Even the opening paragraph of this paper from the Mayo Clinic is pure music...
"R egenerative medicine offers the potential of curative therapy to repair damaged tissues.
Pluripotent stemcells derived from the inner cell mass of early-stage embryos have provided a prototype for multilineage repair. Ethical considerations along with practical limitations, however, have precluded adoption of embryonic stem cell platforms, driving advances in nuclear reprogramming to establish viable alternatives.
In this regard, induced pluripotent stem cell (iPS) technology provides an emerging innovation that promises the unlimited potential of embryonic stem cells while circumventing the need for embryonic sources".
A very cute bit of research - although I always seem to be a party-pooper, reminding excited people that while iPS is useful for genetic research and drug testing, it is no more feasible for direct implantation into humans than are ESC, as both are pluripotent and therefore tumorigenic; only the lowly ASC can be safely used (and has been used now in over 2,000 humans with heart disease... eg at John Hunter in Newcastle, Victor Chang in Sydney...never mind little white mice).
Always, however, the point is this: that if ESCs are useful for anything at all, iPS have the identical, exact same usefulness - and more, because iPS is a genetic match to the patient, while ESC is not.
But readers of this Blog understand that...
Here is the Reuters report on the paper:
Embryonic-like cells repair damaged mouse hearts Mon Jul 20, 2009
CHICAGO (Reuters) - Ordinary cells reprogrammed to act like embryonic stem cells can help repair damaged heart tissue in mice, researchers reported on Monday in a study that shows a potential practical use for the experimental cells.
When injected into mice whose hearts had been damaged by a heart attack, the new cells helped improve both the structure and function of the heart.
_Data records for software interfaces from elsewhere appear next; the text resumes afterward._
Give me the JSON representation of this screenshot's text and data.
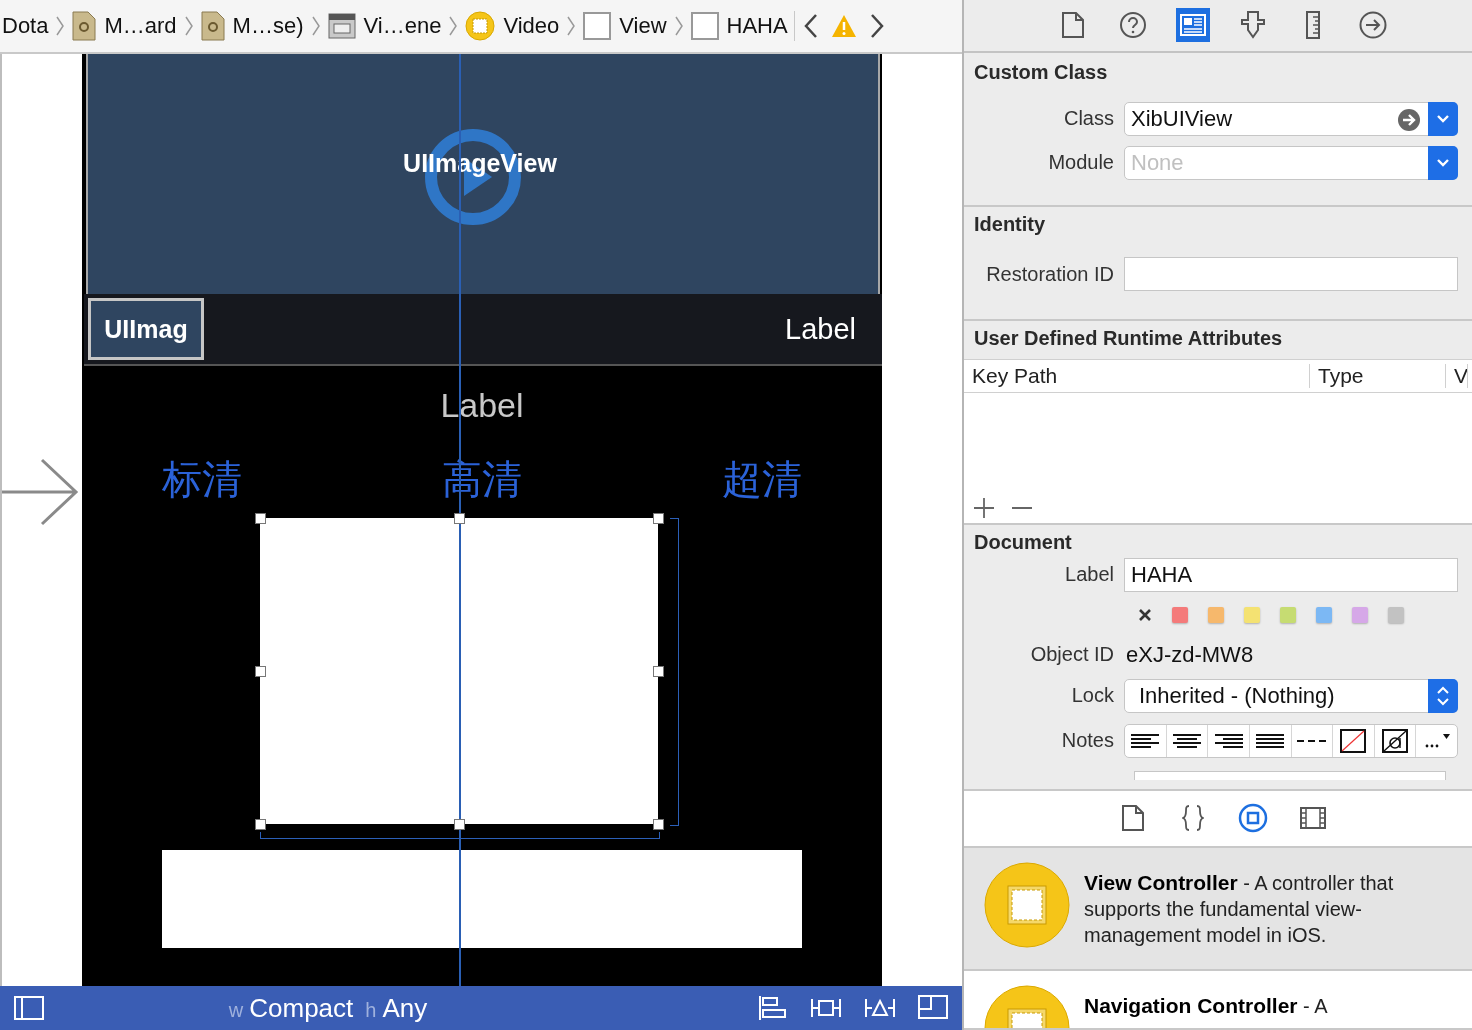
{
  "breadcrumbs": [
    {
      "label": "Dota",
      "kind": "folder"
    },
    {
      "label": "M…ard",
      "kind": "storyboard"
    },
    {
      "label": "M…se)",
      "kind": "storyboard"
    },
    {
      "label": "Vi…ene",
      "kind": "scene"
    },
    {
      "label": "Video",
      "kind": "controller"
    },
    {
      "label": "View",
      "kind": "view"
    },
    {
      "label": "HAHA",
      "kind": "view"
    }
  ],
  "canvas": {
    "image_view": {
      "title": "UIImageView"
    },
    "overlay_bar": {
      "thumbnail_label": "UIImag",
      "label": "Label"
    },
    "center_label": "Label",
    "quality_options": [
      {
        "label": "标清"
      },
      {
        "label": "高清"
      },
      {
        "label": "超清"
      }
    ]
  },
  "size_class_bar": {
    "width_prefix": "w",
    "width": "Compact",
    "height_prefix": "h",
    "height": "Any"
  },
  "inspector": {
    "tabs": [
      {
        "kind": "file",
        "selected": false
      },
      {
        "kind": "help",
        "selected": false
      },
      {
        "kind": "identity",
        "selected": true
      },
      {
        "kind": "attributes",
        "selected": false
      },
      {
        "kind": "size",
        "selected": false
      },
      {
        "kind": "connections",
        "selected": false
      }
    ],
    "custom_class": {
      "title": "Custom Class",
      "class_label": "Class",
      "class_value": "XibUIView",
      "module_label": "Module",
      "module_placeholder": "None"
    },
    "identity": {
      "title": "Identity",
      "restoration_id_label": "Restoration ID"
    },
    "runtime_attributes": {
      "title": "User Defined Runtime Attributes",
      "columns": [
        "Key Path",
        "Type",
        "V"
      ]
    },
    "document": {
      "title": "Document",
      "label_label": "Label",
      "label_value": "HAHA",
      "colors": [
        {
          "color": "#f47a7a"
        },
        {
          "color": "#f6b86c"
        },
        {
          "color": "#f4e272"
        },
        {
          "color": "#c6dc72"
        },
        {
          "color": "#7cb8f4"
        },
        {
          "color": "#d6a8e8"
        },
        {
          "color": "#c2c2c2"
        }
      ],
      "object_id_label": "Object ID",
      "object_id": "eXJ-zd-MW8",
      "lock_label": "Lock",
      "lock_value": "Inherited - (Nothing)",
      "notes_label": "Notes"
    }
  },
  "library": {
    "tabs": [
      {
        "kind": "file",
        "selected": false
      },
      {
        "kind": "code",
        "selected": false
      },
      {
        "kind": "object",
        "selected": true
      },
      {
        "kind": "media",
        "selected": false
      }
    ],
    "items": [
      {
        "description": "**View Controller** - A controller that supports the fundamental view-management model in iOS."
      },
      {
        "description": "**Navigation Controller** - A"
      }
    ]
  }
}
Eventually the hope would be to patch up seriously ill heart patients using their own cells.
"It was obvious to the observer which animals had been treated and which ones hadn't," said Dr Timothy Nelson of the Mayo Clinic in Rochester, Minnesota, whose study appears in the journal Circulation.
The team used a promising new type of embryonic-like stem cell called an induced pluripotent stem cell, or iPS cell, made from ordinary cells. Many teams are using this new technology to look for ways to repair the body, a fast-growing field of research known as regenerative medicine.
Like embryonic stem cells, induced pluripotent stem cells have the ability to form any kind of cell in the body. Because they come from adult tissue, their use is less controversial than embryonic stem cells, which come from days-old embryos.
etc etc… Read the full report at http://www.reuters.com/article/scienceNews/idUSTRE56J51M20090720